Through contextualisation, going much further beyond the simplistic argument of having to “balance privacy against security”, the contributions show that surveillance and control measures neither (in a mono-dimensional sense) necessarily attain security, nor always pose a threat to privacy. And conversely, they show that protecting privacy does not necessarily hamper the provision of security. Instead, surveillance and control practices, mediated through technology, express and sustain specific power relationships and imply specific ethical, legal and societal conflicts that must be spelled out for the context in question.
Some (self-endorsing) features of the book
- The book is highly topical, addressing the socio-political debate around the costs and benefits of measures of surveillance and control

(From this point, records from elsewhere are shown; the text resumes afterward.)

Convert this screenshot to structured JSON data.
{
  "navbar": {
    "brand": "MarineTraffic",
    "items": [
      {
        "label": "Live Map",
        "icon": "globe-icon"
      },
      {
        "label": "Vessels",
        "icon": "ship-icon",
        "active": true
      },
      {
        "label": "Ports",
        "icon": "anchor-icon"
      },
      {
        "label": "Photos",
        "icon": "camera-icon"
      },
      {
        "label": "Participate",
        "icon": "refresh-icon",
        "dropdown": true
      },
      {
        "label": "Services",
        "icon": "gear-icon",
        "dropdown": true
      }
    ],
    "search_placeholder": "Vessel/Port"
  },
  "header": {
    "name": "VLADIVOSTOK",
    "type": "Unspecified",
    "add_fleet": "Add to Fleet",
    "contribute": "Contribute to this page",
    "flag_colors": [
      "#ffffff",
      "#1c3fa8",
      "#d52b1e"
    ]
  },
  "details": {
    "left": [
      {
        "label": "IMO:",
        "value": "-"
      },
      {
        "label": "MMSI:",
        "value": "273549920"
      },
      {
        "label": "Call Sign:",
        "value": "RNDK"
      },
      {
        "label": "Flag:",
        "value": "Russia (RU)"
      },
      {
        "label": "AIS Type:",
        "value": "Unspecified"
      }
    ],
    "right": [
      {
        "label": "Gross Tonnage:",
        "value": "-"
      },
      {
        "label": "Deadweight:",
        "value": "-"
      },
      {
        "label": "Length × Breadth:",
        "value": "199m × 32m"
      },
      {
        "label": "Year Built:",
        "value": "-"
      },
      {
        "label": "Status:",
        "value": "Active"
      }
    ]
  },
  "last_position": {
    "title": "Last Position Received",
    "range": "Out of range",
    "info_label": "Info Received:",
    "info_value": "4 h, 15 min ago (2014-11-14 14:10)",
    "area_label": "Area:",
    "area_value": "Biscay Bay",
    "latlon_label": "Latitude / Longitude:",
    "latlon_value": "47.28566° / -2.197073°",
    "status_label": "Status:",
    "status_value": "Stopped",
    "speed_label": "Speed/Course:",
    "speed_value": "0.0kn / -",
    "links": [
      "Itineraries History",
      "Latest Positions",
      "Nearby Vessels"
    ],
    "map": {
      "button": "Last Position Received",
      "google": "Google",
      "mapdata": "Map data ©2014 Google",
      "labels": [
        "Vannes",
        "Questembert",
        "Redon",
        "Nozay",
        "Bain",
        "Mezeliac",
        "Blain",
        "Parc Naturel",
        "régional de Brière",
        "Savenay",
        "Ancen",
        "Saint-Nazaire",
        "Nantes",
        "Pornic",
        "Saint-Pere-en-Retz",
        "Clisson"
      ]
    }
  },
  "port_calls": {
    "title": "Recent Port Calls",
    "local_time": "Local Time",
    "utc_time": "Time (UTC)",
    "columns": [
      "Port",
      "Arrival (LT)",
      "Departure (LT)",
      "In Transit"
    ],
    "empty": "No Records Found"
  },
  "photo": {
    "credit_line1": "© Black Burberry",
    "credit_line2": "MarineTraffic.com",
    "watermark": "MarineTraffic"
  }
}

- It challenges the common conception that security can only be gained by giving up privacy and, conversely, that strengthening privacy and other fundamental rights hampers the provision of security

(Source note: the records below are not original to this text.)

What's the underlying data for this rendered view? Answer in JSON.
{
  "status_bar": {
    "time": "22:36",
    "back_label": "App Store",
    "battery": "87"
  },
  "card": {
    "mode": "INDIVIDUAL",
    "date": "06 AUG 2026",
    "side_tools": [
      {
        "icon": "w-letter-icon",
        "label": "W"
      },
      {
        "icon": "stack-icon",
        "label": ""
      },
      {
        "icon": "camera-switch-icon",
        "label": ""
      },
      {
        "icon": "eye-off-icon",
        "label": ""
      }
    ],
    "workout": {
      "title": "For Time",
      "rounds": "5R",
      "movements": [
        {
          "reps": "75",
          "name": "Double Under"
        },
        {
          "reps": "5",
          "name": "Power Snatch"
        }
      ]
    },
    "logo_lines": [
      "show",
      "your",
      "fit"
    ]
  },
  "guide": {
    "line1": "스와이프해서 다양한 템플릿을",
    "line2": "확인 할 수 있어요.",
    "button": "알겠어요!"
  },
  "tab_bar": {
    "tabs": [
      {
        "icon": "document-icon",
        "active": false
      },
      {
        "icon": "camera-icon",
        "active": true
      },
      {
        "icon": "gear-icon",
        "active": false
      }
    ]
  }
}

- The book assembles contributions from across Europe and beyond
- The book contributes to surveillance and control-related research topics such as privacy, data protection, power and issues of risk governance
- The book also looks at data protection from a practitioner’s point of view, thanks to the contribution of the former Data Protection Commissioner for the State of Baden-Württemberg Jörg Klingbeil.
Table of Contents
Foreword Reinhard Kreissl Introduction Elisa Orrù, Maria Grazia Porcedda, Sebastian Weydner-Volkmann Beyond Balance: Targeted Sanctions, Security and Republican Freedom Patrick Herron Risk Based Passenger Screening in Aviation Security: Implications and Variants of a New Paradigm Sebastian Weydner-Volkmann Debating Surveillance: A Critical Analysis of the post-Snowden Public Discourse Thomas Linder The Schengen Information System and Data Retention. On Surveillance, Security and Legitimacy in the European Union Elisa Orrù The Recrudescence of ‘Security v. Privacy’ after the 2015 Terrorist Attacks, and the Value of ‘Privacy Rights’ in the European Union Maria Grazia Porcedda Practical Experiences in Data Protection Jörg Klingbeil Monitoring or Selecting? Security in Italy between Surveillance, Identification and Categorisation Enrico Gargiulo Domestic Surveillance Technologies and a New Visibility Michele Rapoport